This is a common mistake people make. Just because bonds are giving you 9 % returns currently, it does not mean that it will sustain to eternity. Talk to your financial advisor and get clarity on the sustainable rate of return. Try to be as conservative as possible when it comes to estimating the returns on investments and try to keep them as conservative as possible. It is always better to be surprised on the positive side.
3. Don 't delay the start of your child education planning process
Even if you start small it is ok but start early. Ideally, start when you child is around 1 year old so that you have enough time at your disposal. The earlier you start, the more your save and the more you save the more your savings earn for you. This is referred to as the Power of Compounding. For example, if your child is currently 3 years old and if you plan to accumulate Rs.60 lakhs when your child is 18 years of age, you need to save just Rs.12,000 per month to achieve the target. That is why starting early is so critical in child education planning.
4. Don 't make the mistake of putting long term money in bonds and liquids
Don 't play it safe when it comes to planning over a 15 year period. Equity and equity funds are best suited to outperform over the long term. If you have a 15 year time frame there is no point in putting 60 % in debt. Look at putting at least 85 % of your money in equity and equity funds. If you invest too much in debt, you are limiting your return generating capacity.
5. Avoid lump sum investments and instead prefer to do SIPs
Waiting for lump sum investing is not a great idea. Rather start off with a systematic investment planning. That way you are hitting two birds with one stone. On the one hand, you can start early and make power of compounding work in your favour. The approach also syncs inflows and outflows. Secondly, you don 't have to worry about timing the market as the rupee coast averaging (RCA) takes care of getting you the best price.
6. Adopt a staggered and graded approach to your plan

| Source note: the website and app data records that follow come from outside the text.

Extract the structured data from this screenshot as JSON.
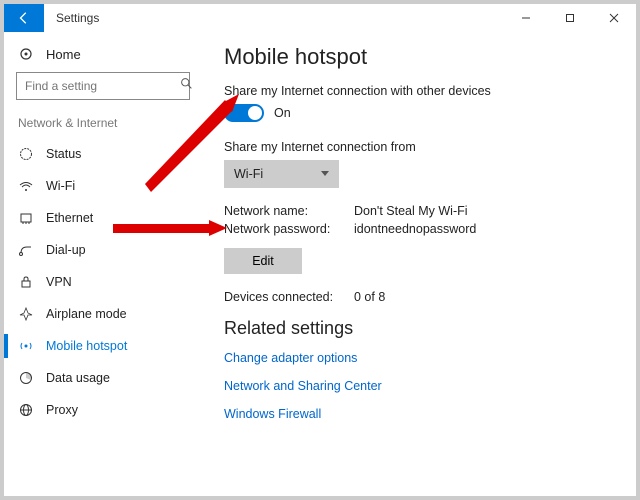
{
  "window": {
    "title": "Settings"
  },
  "sidebar": {
    "home": "Home",
    "search_placeholder": "Find a setting",
    "section": "Network & Internet",
    "items": [
      {
        "label": "Status"
      },
      {
        "label": "Wi-Fi"
      },
      {
        "label": "Ethernet"
      },
      {
        "label": "Dial-up"
      },
      {
        "label": "VPN"
      },
      {
        "label": "Airplane mode"
      },
      {
        "label": "Mobile hotspot"
      },
      {
        "label": "Data usage"
      },
      {
        "label": "Proxy"
      }
    ]
  },
  "main": {
    "title": "Mobile hotspot",
    "share_text": "Share my Internet connection with other devices",
    "toggle_state": "On",
    "share_from_label": "Share my Internet connection from",
    "share_from_value": "Wi-Fi",
    "network_name_label": "Network name:",
    "network_name_value": "Don't Steal My Wi-Fi",
    "network_password_label": "Network password:",
    "network_password_value": "idontneednopassword",
    "edit_button": "Edit",
    "devices_connected_label": "Devices connected:",
    "devices_connected_value": "0 of 8",
    "related_title": "Related settings",
    "links": {
      "adapter": "Change adapter options",
      "sharing": "Network and Sharing Center",
      "firewall": "Windows Firewall"
    }
  }
}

Most of us see a gradual rise in income over time. It may not happen in a linear fashion each year but on an average it does increase. That means your approach to child plan investment must also be graded. Look to gradually increase your investments so that either you can use the funds for other purposes or you can get the corpus ready earlier.
7. Don 't ignore regular review and rebalancing of your child education portfolio

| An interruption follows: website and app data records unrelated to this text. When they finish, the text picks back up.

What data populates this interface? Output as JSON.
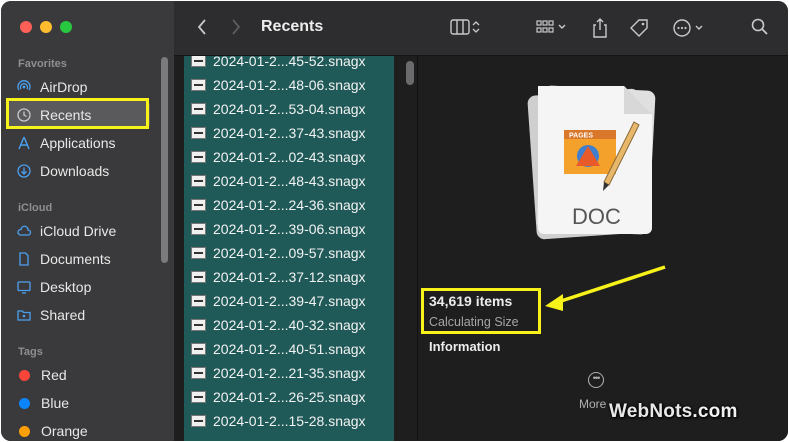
{
  "window": {
    "title": "Recents"
  },
  "sidebar": {
    "sections": {
      "favorites": "Favorites",
      "icloud": "iCloud",
      "tags": "Tags"
    },
    "favorites": [
      {
        "label": "AirDrop",
        "icon": "airdrop-icon"
      },
      {
        "label": "Recents",
        "icon": "clock-icon",
        "selected": true
      },
      {
        "label": "Applications",
        "icon": "applications-icon"
      },
      {
        "label": "Downloads",
        "icon": "download-icon"
      }
    ],
    "icloud": [
      {
        "label": "iCloud Drive",
        "icon": "cloud-icon"
      },
      {
        "label": "Documents",
        "icon": "document-icon"
      },
      {
        "label": "Desktop",
        "icon": "desktop-icon"
      },
      {
        "label": "Shared",
        "icon": "shared-folder-icon"
      }
    ],
    "tags": [
      {
        "label": "Red",
        "color": "#ff453a"
      },
      {
        "label": "Blue",
        "color": "#0a84ff"
      },
      {
        "label": "Orange",
        "color": "#ff9f0a"
      }
    ]
  },
  "toolbar": {
    "back_icon": "chevron-left-icon",
    "forward_icon": "chevron-right-icon",
    "view_icon": "column-view-icon",
    "group_icon": "grid-group-icon",
    "share_icon": "share-icon",
    "tag_icon": "tag-icon",
    "more_icon": "ellipsis-circle-icon",
    "search_icon": "search-icon"
  },
  "files": [
    "2024-01-2...45-52.snagx",
    "2024-01-2...48-06.snagx",
    "2024-01-2...53-04.snagx",
    "2024-01-2...37-43.snagx",
    "2024-01-2...02-43.snagx",
    "2024-01-2...48-43.snagx",
    "2024-01-2...24-36.snagx",
    "2024-01-2...39-06.snagx",
    "2024-01-2...09-57.snagx",
    "2024-01-2...37-12.snagx",
    "2024-01-2...39-47.snagx",
    "2024-01-2...40-32.snagx",
    "2024-01-2...40-51.snagx",
    "2024-01-2...21-35.snagx",
    "2024-01-2...26-25.snagx",
    "2024-01-2...15-28.snagx"
  ],
  "preview": {
    "doc_label": "DOC",
    "pages_label": "PAGES",
    "item_count": "34,619 items",
    "size_status": "Calculating Size",
    "info_heading": "Information",
    "more_label": "More"
  },
  "watermark": {
    "name": "WebNots",
    "suffix": ".com"
  },
  "colors": {
    "highlight": "#f7f21a",
    "file_list_bg": "#1f5a58",
    "sidebar_bg": "#3a3a3c"
  }
}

Planning for your child 's future is not just about returns but also about risks. You must avoid the temptation of sector funds and thematic funds as it adds concentration risk to your portfolio. Prefer the stability of diversified equity funds. More importantly, investing is dynamic and you need to tweak the equity / debt mix as you go along. When you have 15 years to your child 's education it is fine to remain 75 % in equities but not when the milestone is just 2 years away.

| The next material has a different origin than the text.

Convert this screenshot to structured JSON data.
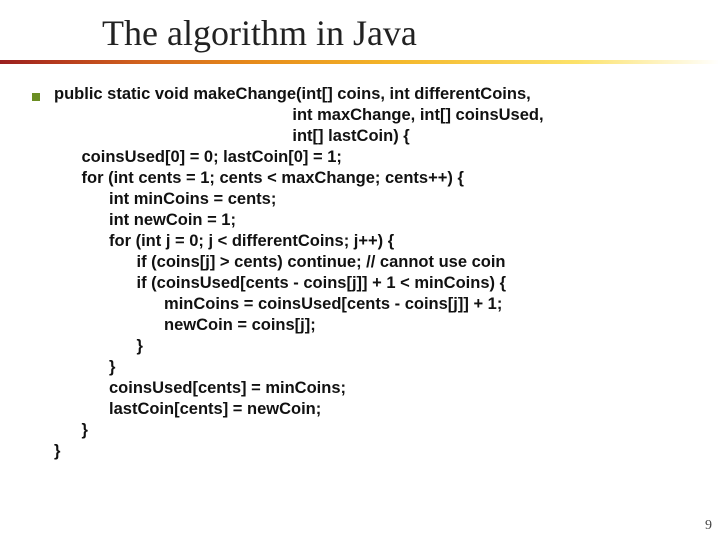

8. A lot of people commit the mistake of forgetting about insurance
Don 't even forget to attach insurance to your child 's future planning. This should be distinct from the normal insurance covers that you have. You need a unique insurance policy that designed in such a way that even in your absence the child 's future plans should not be affected. This is the most important aspect of planning for your child 's future.